Acts inviting the confidence of an adversary to lead him to believe he is entitled to, or is obliged to grant, protection under the rules of international humanitarian law applicable in armed conflict, with intent to betray that confidence, constitute perfidy. The following acts are examples of perfidy:

  1. feigning an intent to negotiate under a flag of truce;
  2. feigning surrender;
  3. feigning incapacitation by wounds or sickness;
  4. feigning civilian or non-combatant status;
  5. feigning protective status by the use of signs, emblems or uniforms of the United Nations or of a neutral or other State not party to the conflict;
  6. making improper use of the emblem of the red cross, red crescent or red crystal.

Under international humanitarian law, it is prohibited to kill, injure or capture an adversary by resort to perfidy.   See Ruses of war;

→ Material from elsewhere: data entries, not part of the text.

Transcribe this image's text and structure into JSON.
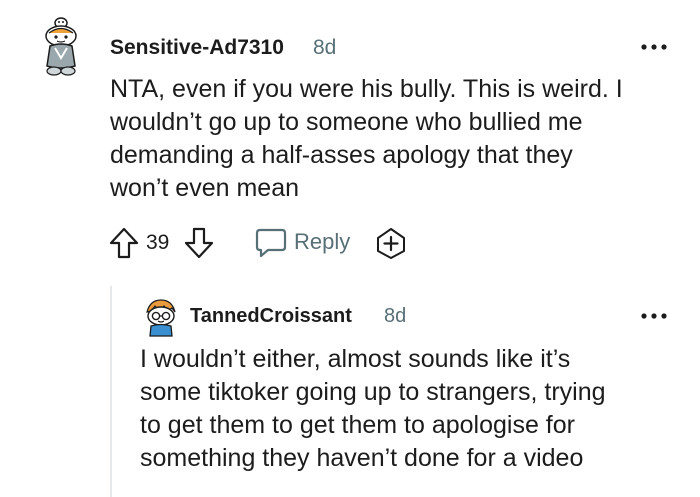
{
  "comments": [
    {
      "username": "Sensitive-Ad7310",
      "time": "8d",
      "avatar_icon": "snoo-avatar-icon",
      "body_lines": [
        "NTA, even if you were his bully. This is weird. I",
        "wouldn’t go up to someone who bullied me",
        "demanding a half-asses apology that they",
        "won’t even mean"
      ],
      "votes": "39",
      "reply_label": "Reply"
    },
    {
      "username": "TannedCroissant",
      "time": "8d",
      "avatar_icon": "snoo-avatar-icon",
      "body_lines": [
        "I wouldn’t either, almost sounds like it’s",
        "some tiktoker going up to strangers, trying",
        "to get them to get them to apologise for",
        "something they haven’t done for a video"
      ]
    }
  ],
  "icons": {
    "more": "more-options-icon",
    "upvote": "upvote-arrow-icon",
    "downvote": "downvote-arrow-icon",
    "reply": "speech-bubble-icon",
    "award": "award-plus-icon"
  },
  "colors": {
    "text": "#1c1c1c",
    "meta": "#576f76",
    "thread": "#e5e9eb"
  }
}
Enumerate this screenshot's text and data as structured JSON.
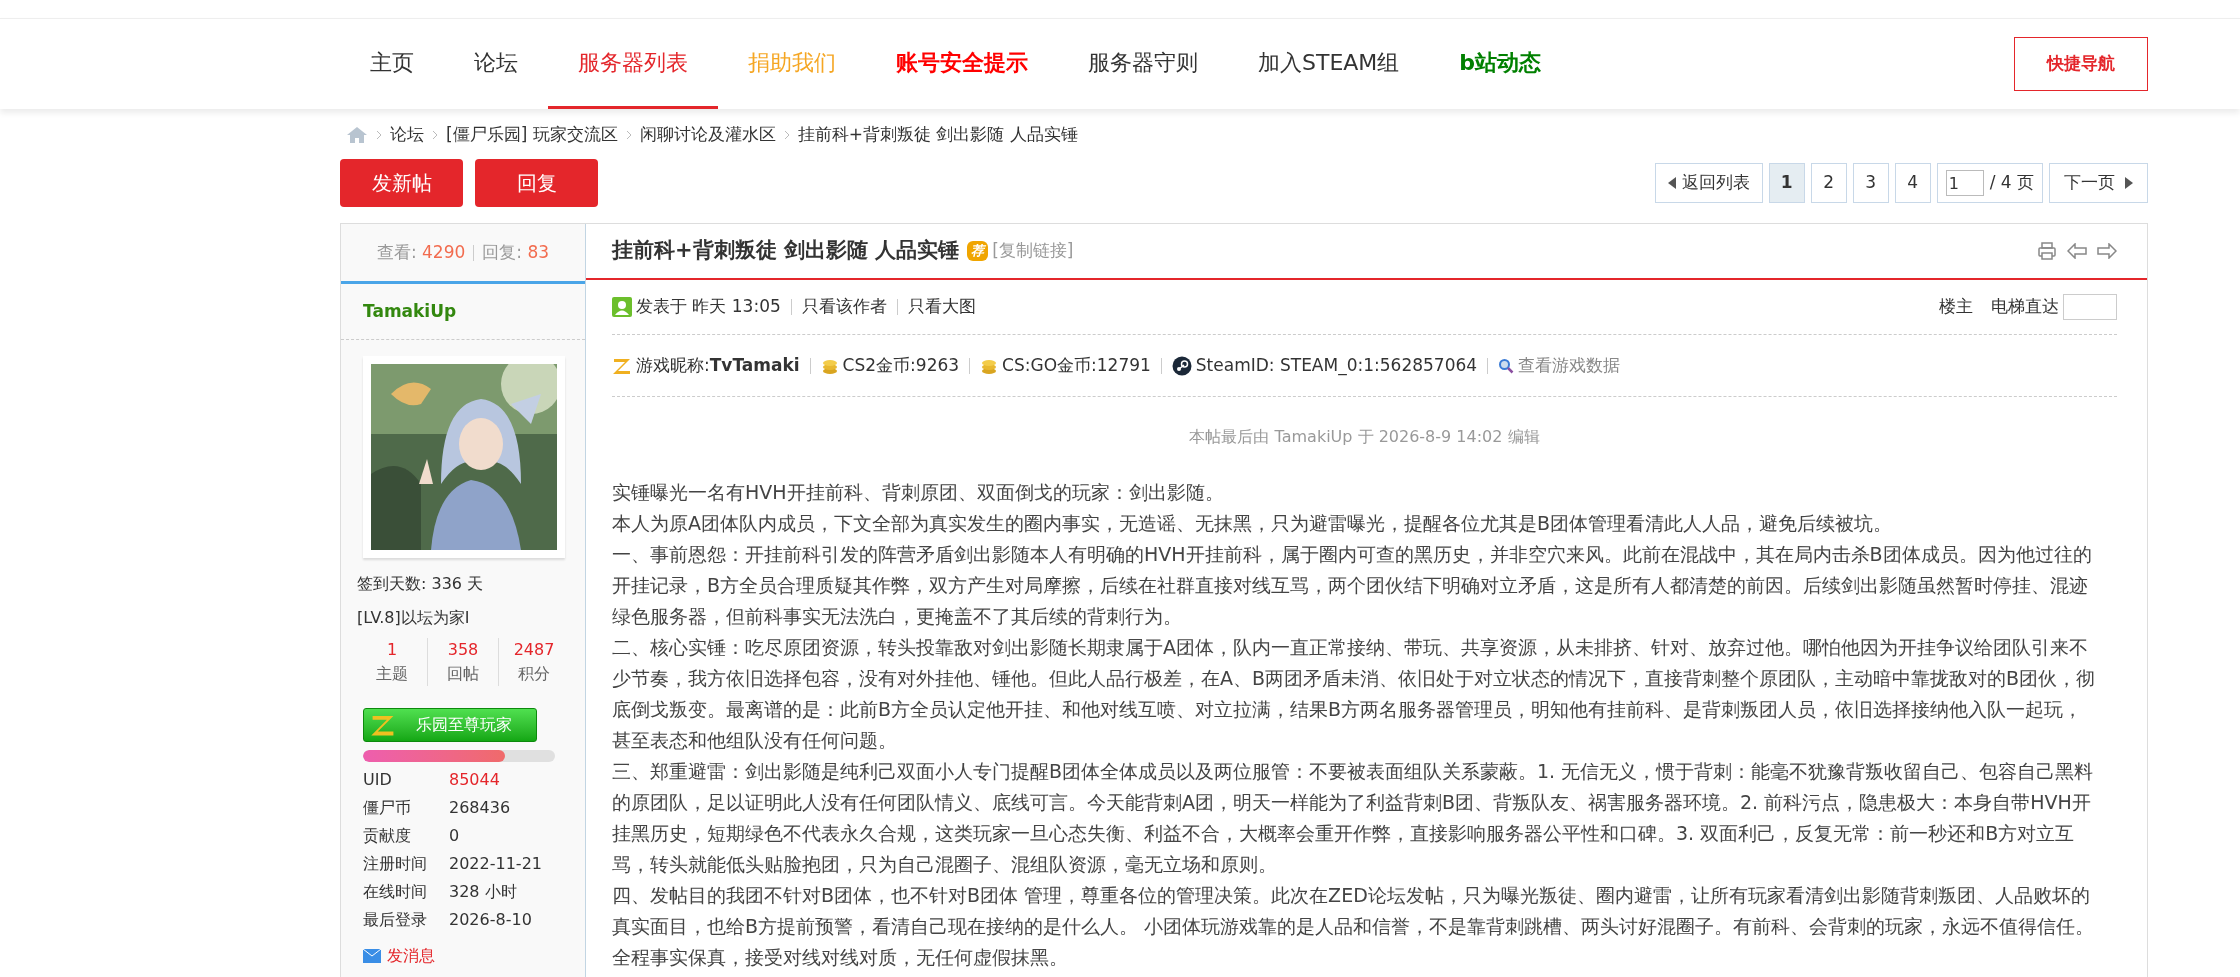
{
  "nav": {
    "items": [
      {
        "label": "主页",
        "selected": false,
        "color": "#333333",
        "bold": false
      },
      {
        "label": "论坛",
        "selected": false,
        "color": "#333333",
        "bold": false
      },
      {
        "label": "服务器列表",
        "selected": true,
        "color": "#e4262b",
        "bold": false
      },
      {
        "label": "捐助我们",
        "selected": false,
        "color": "#f5a623",
        "bold": false
      },
      {
        "label": "账号安全提示",
        "selected": false,
        "color": "#ff0000",
        "bold": true
      },
      {
        "label": "服务器守则",
        "selected": false,
        "color": "#333333",
        "bold": false
      },
      {
        "label": "加入STEAM组",
        "selected": false,
        "color": "#333333",
        "bold": false
      },
      {
        "label": "b站动态",
        "selected": false,
        "color": "#008000",
        "bold": true
      }
    ],
    "quick_nav": "快捷导航"
  },
  "breadcrumb": [
    "论坛",
    "[僵尸乐园] 玩家交流区",
    "闲聊讨论及灌水区",
    "挂前科+背刺叛徒 剑出影随 人品实锤"
  ],
  "actions": [
    "发新帖",
    "回复"
  ],
  "pagination": {
    "back": "返回列表",
    "pages": [
      {
        "label": "1",
        "selected": true
      },
      {
        "label": "2",
        "selected": false
      },
      {
        "label": "3",
        "selected": false
      },
      {
        "label": "4",
        "selected": false
      }
    ],
    "page_value": "1",
    "total": "/ 4 页",
    "next": "下一页"
  },
  "sidebar": {
    "views_label": "查看:",
    "views": "4290",
    "replies_label": "回复:",
    "replies": "83",
    "username": "TamakiUp",
    "checkin": "签到天数: 336 天",
    "rank": "[LV.8]以坛为家I",
    "counts": [
      {
        "value": "1",
        "label": "主题"
      },
      {
        "value": "358",
        "label": "回帖"
      },
      {
        "value": "2487",
        "label": "积分"
      }
    ],
    "medal": "乐园至尊玩家",
    "progress": {
      "level": 0.74
    },
    "profile": [
      {
        "label": "UID",
        "value": "85044",
        "highlight": true
      },
      {
        "label": "僵尸币",
        "value": "268436",
        "highlight": false
      },
      {
        "label": "贡献度",
        "value": "0",
        "highlight": false
      },
      {
        "label": "注册时间",
        "value": "2022-11-21",
        "highlight": false
      },
      {
        "label": "在线时间",
        "value": "328 小时",
        "highlight": false
      },
      {
        "label": "最后登录",
        "value": "2026-8-10",
        "highlight": false
      }
    ],
    "message_link": "发消息"
  },
  "post": {
    "title": "挂前科+背刺叛徒 剑出影随 人品实锤",
    "badge": "荐",
    "copy_link": "[复制链接]",
    "meta": {
      "posted": "发表于 昨天 13:05",
      "links": [
        "只看该作者",
        "只看大图"
      ],
      "floor": "楼主",
      "jump_label": "电梯直达"
    },
    "game_info": [
      {
        "kind": "nickname",
        "text": "游戏昵称:**TvTamaki**"
      },
      {
        "kind": "coin",
        "text": "CS2金币:9263"
      },
      {
        "kind": "coin",
        "text": "CS:GO金币:12791"
      },
      {
        "kind": "steam",
        "text": "SteamID: STEAM_0:1:562857064"
      },
      {
        "kind": "search",
        "text": "查看游戏数据"
      }
    ],
    "edit_note": "本帖最后由 TamakiUp 于 2026-8-9 14:02 编辑",
    "paragraphs": [
      "实锤曝光一名有HVH开挂前科、背刺原团、双面倒戈的玩家：剑出影随。",
      "本人为原A团体队内成员，下文全部为真实发生的圈内事实，无造谣、无抹黑，只为避雷曝光，提醒各位尤其是B团体管理看清此人人品，避免后续被坑。",
      "一、事前恩怨：开挂前科引发的阵营矛盾剑出影随本人有明确的HVH开挂前科，属于圈内可查的黑历史，并非空穴来风。此前在混战中，其在局内击杀B团体成员。因为他过往的开挂记录，B方全员合理质疑其作弊，双方产生对局摩擦，后续在社群直接对线互骂，两个团伙结下明确对立矛盾，这是所有人都清楚的前因。后续剑出影随虽然暂时停挂、混迹绿色服务器，但前科事实无法洗白，更掩盖不了其后续的背刺行为。",
      "二、核心实锤：吃尽原团资源，转头投靠敌对剑出影随长期隶属于A团体，队内一直正常接纳、带玩、共享资源，从未排挤、针对、放弃过他。哪怕他因为开挂争议给团队引来不少节奏，我方依旧选择包容，没有对外挂他、锤他。但此人品行极差，在A、B两团矛盾未消、依旧处于对立状态的情况下，直接背刺整个原团队，主动暗中靠拢敌对的B团伙，彻底倒戈叛变。最离谱的是：此前B方全员认定他开挂、和他对线互喷、对立拉满，结果B方两名服务器管理员，明知他有挂前科、是背刺叛团人员，依旧选择接纳他入队一起玩，甚至表态和他组队没有任何问题。",
      "三、郑重避雷：剑出影随是纯利己双面小人专门提醒B团体全体成员以及两位服管：不要被表面组队关系蒙蔽。1. 无信无义，惯于背刺：能毫不犹豫背叛收留自己、包容自己黑料的原团队，足以证明此人没有任何团队情义、底线可言。今天能背刺A团，明天一样能为了利益背刺B团、背叛队友、祸害服务器环境。2. 前科污点，隐患极大：本身自带HVH开挂黑历史，短期绿色不代表永久合规，这类玩家一旦心态失衡、利益不合，大概率会重开作弊，直接影响服务器公平性和口碑。3. 双面利己，反复无常：前一秒还和B方对立互骂，转头就能低头贴脸抱团，只为自己混圈子、混组队资源，毫无立场和原则。",
      "四、发帖目的我团不针对B团体，也不针对B团体 管理，尊重各位的管理决策。此次在ZED论坛发帖，只为曝光叛徒、圈内避雷，让所有玩家看清剑出影随背刺叛团、人品败坏的真实面目，也给B方提前预警，看清自己现在接纳的是什么人。 小团体玩游戏靠的是人品和信誉，不是靠背刺跳槽、两头讨好混圈子。有前科、会背刺的玩家，永远不值得信任。全程事实保真，接受对线对线对质，无任何虚假抹黑。"
    ]
  }
}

Suggested readings:   FLECK Dieter, “Ruses of War and Prohibition of Perfidy”, in RDMDG, Vol. 13/2, 1974, pp. 269-314.   HALL Mary T., “False Colors and Dummy Ships: The Use of Ruse in Naval Warfare”, in Readings on International Law from the Naval War College Review, 1995, pp. 491-500.     Further readings:   HECHT Ben, Perfidy, New York, Messner, 1961, 281 pp.   JOBST Valentine, “Is the Wearing of the Enemy’s Uniform a Violation of the Laws of War?”, in AJIL, Vol. 35/3, 1941, pp. 435-442.